Although the backseat featured ample headroom for adults, the second row had to be moved forward quite a bit in order to accommodate adult-size limbs. The way in which the second row seat folded out of the way was also not as effortless as the one-touch solution found in the Pathfinder, but did beat the CX-9 in both ease of use and weight.
The 2017 Highlander offers as much as 158.7 cubic feet of total cabin volume, and with a one-step second-row sliding seat function on both driver and passenger sides, accessing the reclining third row is still fairly painless. Unfortunately, we found the 13.8 cubic feet of storage behind the furthest row to be less than all three of its competitors, but once both rows are folded flat, the Highlander easily trumps everything but the Pilot with a sizable 83.7 cubic feet of stow space.
Another notable aspect that felt right on the money was the Highlander’s sound deadening, with hydraulic engine mounts, acoustic-style glass, and extensive body sealing preserving the serenity inside the cabin. Toyota reports that it has even gone as far as tweaking the optional panoramic moonroof in order to reduce wind noise.
Fresh tech features now include rear parking assist sonar, an upgraded Entune Premium JBL Audio system, integrated navi and a full app suite. The XLE version and anything above it also come standard with the Sienna’s “Driver Easy Speak” system, which utilizes a microphone in the overhead console and channels the driver’s voice through the audio system’s rear speakers in order to notify the third row that it’s time to pipe down.
Initial qualms with the 2017 Highlander stem from aesthetic and interior missteps more than anything else. The center console’s doors are annoying to open and close, the plastic used doesn’t do your elbows any favors, and it feels like it could easily break if too much pressure is applied. There is also the oddly-sculpted center stack, which works well, but due to its uneven shape and misaligned vents, will be an eyesore for anyone suffering from OCD.
But save for the odd design cue or two, some space constraints, a large but flimsy center armrest, and a slightly disconnected driving feel when compared to the competition, the latest Highlander SUV scores high points in our book. The interior offered a really nice environment, with plentiful soft touch materials, two-tone door inserts, numerous storage trays and pockets, and five USB ports to help make family and work life far more manageable.
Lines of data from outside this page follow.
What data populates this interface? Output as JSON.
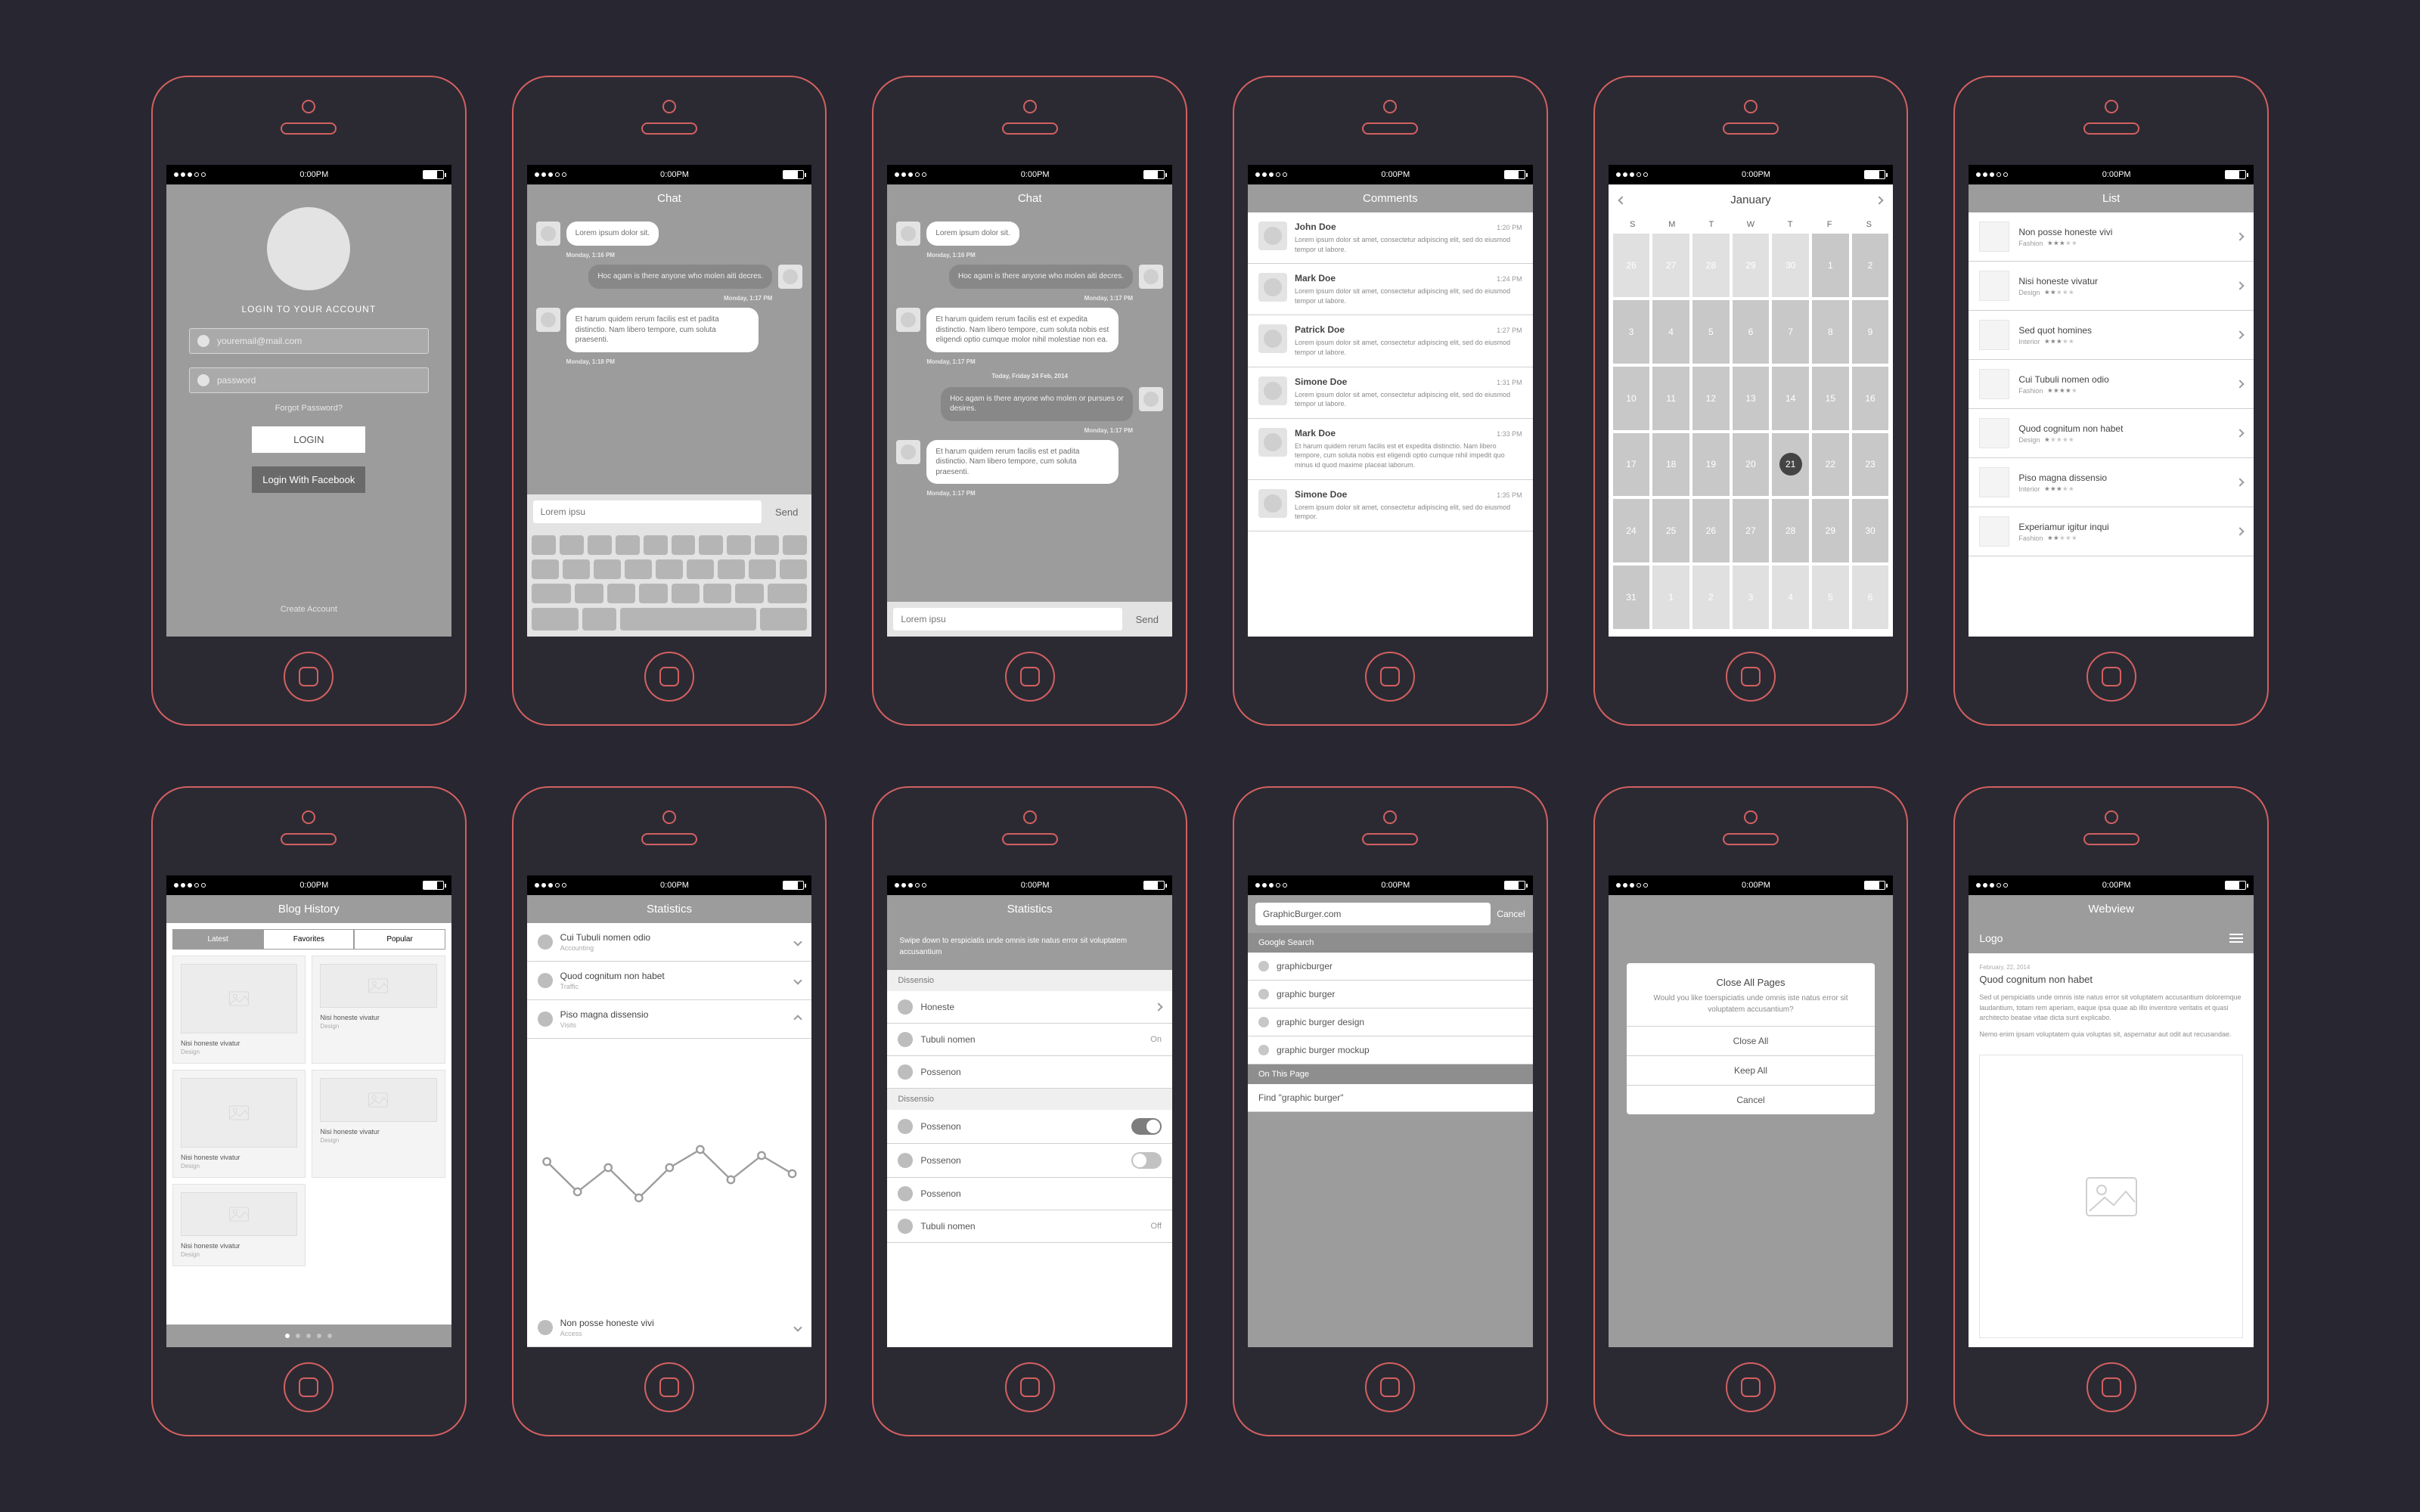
{
  "status": {
    "time": "0:00PM"
  },
  "login": {
    "heading": "LOGIN TO YOUR ACCOUNT",
    "email_placeholder": "youremail@mail.com",
    "password_placeholder": "password",
    "forgot": "Forgot Password?",
    "login_btn": "LOGIN",
    "fb_btn": "Login With Facebook",
    "create": "Create Account"
  },
  "chat": {
    "title": "Chat",
    "compose_placeholder": "Lorem ipsu",
    "send": "Send",
    "short": {
      "m1": "Lorem ipsum dolor sit.",
      "s1": "Monday, 1:16 PM",
      "m2": "Hoc agam is there anyone who molen aiti decres.",
      "s2": "Monday, 1:17 PM",
      "m3": "Et harum quidem rerum facilis est et padita distinctio. Nam libero tempore, cum soluta praesenti.",
      "s3": "Monday, 1:18 PM"
    },
    "long": {
      "m1": "Lorem ipsum dolor sit.",
      "s1": "Monday, 1:16 PM",
      "m2": "Hoc agam is there anyone who molen aiti decres.",
      "s2": "Monday, 1:17 PM",
      "m3": "Et harum quidem rerum facilis est et expedita distinctio. Nam libero tempore, cum soluta nobis est eligendi optio cumque molor nihil molestiae non ea.",
      "s3": "Monday, 1:17 PM",
      "day": "Today, Friday 24 Feb, 2014",
      "m4": "Hoc agam is there anyone who molen or pursues or desires.",
      "s4": "Monday, 1:17 PM",
      "m5": "Et harum quidem rerum facilis est et padita distinctio. Nam libero tempore, cum soluta praesenti.",
      "s5": "Monday, 1:17 PM"
    }
  },
  "comments": {
    "title": "Comments",
    "items": [
      {
        "name": "John Doe",
        "time": "1:20 PM",
        "text": "Lorem ipsum dolor sit amet, consectetur adipiscing elit, sed do eiusmod tempor ut labore."
      },
      {
        "name": "Mark Doe",
        "time": "1:24 PM",
        "text": "Lorem ipsum dolor sit amet, consectetur adipiscing elit, sed do eiusmod tempor ut labore."
      },
      {
        "name": "Patrick Doe",
        "time": "1:27 PM",
        "text": "Lorem ipsum dolor sit amet, consectetur adipiscing elit, sed do eiusmod tempor ut labore."
      },
      {
        "name": "Simone Doe",
        "time": "1:31 PM",
        "text": "Lorem ipsum dolor sit amet, consectetur adipiscing elit, sed do eiusmod tempor ut labore."
      },
      {
        "name": "Mark Doe",
        "time": "1:33 PM",
        "text": "Et harum quidem rerum facilis est et expedita distinctio. Nam libero tempore, cum soluta nobis est eligendi optio cumque nihil impedit quo minus id quod maxime placeat laborum."
      },
      {
        "name": "Simone Doe",
        "time": "1:35 PM",
        "text": "Lorem ipsum dolor sit amet, consectetur adipiscing elit, sed do eiusmod tempor."
      }
    ]
  },
  "calendar": {
    "month": "January",
    "dow": [
      "S",
      "M",
      "T",
      "W",
      "T",
      "F",
      "S"
    ],
    "rows": [
      [
        "26",
        "27",
        "28",
        "29",
        "30",
        "1",
        "2"
      ],
      [
        "3",
        "4",
        "5",
        "6",
        "7",
        "8",
        "9"
      ],
      [
        "10",
        "11",
        "12",
        "13",
        "14",
        "15",
        "16"
      ],
      [
        "17",
        "18",
        "19",
        "20",
        "21",
        "22",
        "23"
      ],
      [
        "24",
        "25",
        "26",
        "27",
        "28",
        "29",
        "30"
      ],
      [
        "31",
        "1",
        "2",
        "3",
        "4",
        "5",
        "6"
      ]
    ],
    "dim_start": 5,
    "dim_end_count": 6,
    "selected": "21"
  },
  "listview": {
    "title": "List",
    "items": [
      {
        "title": "Non posse honeste vivi",
        "cat": "Fashion",
        "rating": 3
      },
      {
        "title": "Nisi honeste vivatur",
        "cat": "Design",
        "rating": 2
      },
      {
        "title": "Sed quot homines",
        "cat": "Interior",
        "rating": 3
      },
      {
        "title": "Cui Tubuli nomen odio",
        "cat": "Fashion",
        "rating": 4
      },
      {
        "title": "Quod cognitum non habet",
        "cat": "Design",
        "rating": 1
      },
      {
        "title": "Piso magna dissensio",
        "cat": "Interior",
        "rating": 3
      },
      {
        "title": "Experiamur igitur inqui",
        "cat": "Fashion",
        "rating": 2
      }
    ]
  },
  "blog": {
    "title": "Blog History",
    "tabs": [
      "Latest",
      "Favorites",
      "Popular"
    ],
    "cards": [
      {
        "title": "Nisi honeste vivatur",
        "cat": "Design"
      },
      {
        "title": "Nisi honeste vivatur",
        "cat": "Design"
      },
      {
        "title": "Nisi honeste vivatur",
        "cat": "Design"
      },
      {
        "title": "Nisi honeste vivatur",
        "cat": "Design"
      },
      {
        "title": "Nisi honeste vivatur",
        "cat": "Design"
      }
    ]
  },
  "stats": {
    "title": "Statistics",
    "items": [
      {
        "title": "Cui Tubuli nomen odio",
        "sub": "Accounting"
      },
      {
        "title": "Quod cognitum non habet",
        "sub": "Traffic"
      },
      {
        "title": "Piso magna dissensio",
        "sub": "Visits"
      },
      {
        "title": "Non posse honeste vivi",
        "sub": "Access"
      }
    ]
  },
  "settings": {
    "title": "Statistics",
    "note": "Swipe down to erspiciatis unde omnis iste natus error sit voluptatem accusantium",
    "s1": "Dissensio",
    "r1": {
      "label": "Honeste"
    },
    "r2": {
      "label": "Tubuli nomen",
      "val": "On"
    },
    "r3": {
      "label": "Possenon"
    },
    "s2": "Dissensio",
    "r4": {
      "label": "Possenon"
    },
    "r5": {
      "label": "Possenon"
    },
    "r6": {
      "label": "Possenon"
    },
    "r7": {
      "label": "Tubuli nomen",
      "val": "Off"
    }
  },
  "search": {
    "query": "GraphicBurger.com",
    "cancel": "Cancel",
    "g1": "Google Search",
    "results": [
      "graphicburger",
      "graphic burger",
      "graphic burger design",
      "graphic burger mockup"
    ],
    "g2": "On This Page",
    "find": "Find \"graphic burger\""
  },
  "sheet": {
    "title": "Close All Pages",
    "msg": "Would you like toerspiciatis unde omnis iste natus error sit voluptatem accusantium?",
    "o1": "Close All",
    "o2": "Keep All",
    "o3": "Cancel"
  },
  "web": {
    "nav": "Webview",
    "logo": "Logo",
    "date": "February, 22, 2014",
    "title": "Quod cognitum non habet",
    "p1": "Sed ut perspiciatis unde omnis iste natus error sit volup­tatem accusantium doloremque laudantium, totam rem aperiam, eaque ipsa quae ab illo inventore veritatis et quasi architecto beatae vitae dicta sunt explicabo.",
    "p2": "Nemo enim ipsam voluptatem quia voluptas sit, aspernatur aut odit aut recusandae."
  },
  "chart_data": {
    "type": "line",
    "x": [
      1,
      2,
      3,
      4,
      5,
      6,
      7,
      8,
      9
    ],
    "values": [
      60,
      35,
      55,
      30,
      55,
      70,
      45,
      65,
      50
    ],
    "ylim": [
      0,
      100
    ]
  }
}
Now that Toyota’s all-encompassing TSS-P safety suite comes standard, V6 performance has been re-calibrated, hybrid power is even smarter, and both traction and handling have been improved, the Highlander has an angle on the market that should last until it gets a complete makeover in the 2019 model year. Stay tuned, because as this SUV initial launch date in November looms nearer, we get the feeling that the middle of the road XLE model will offer the best bang for the buck.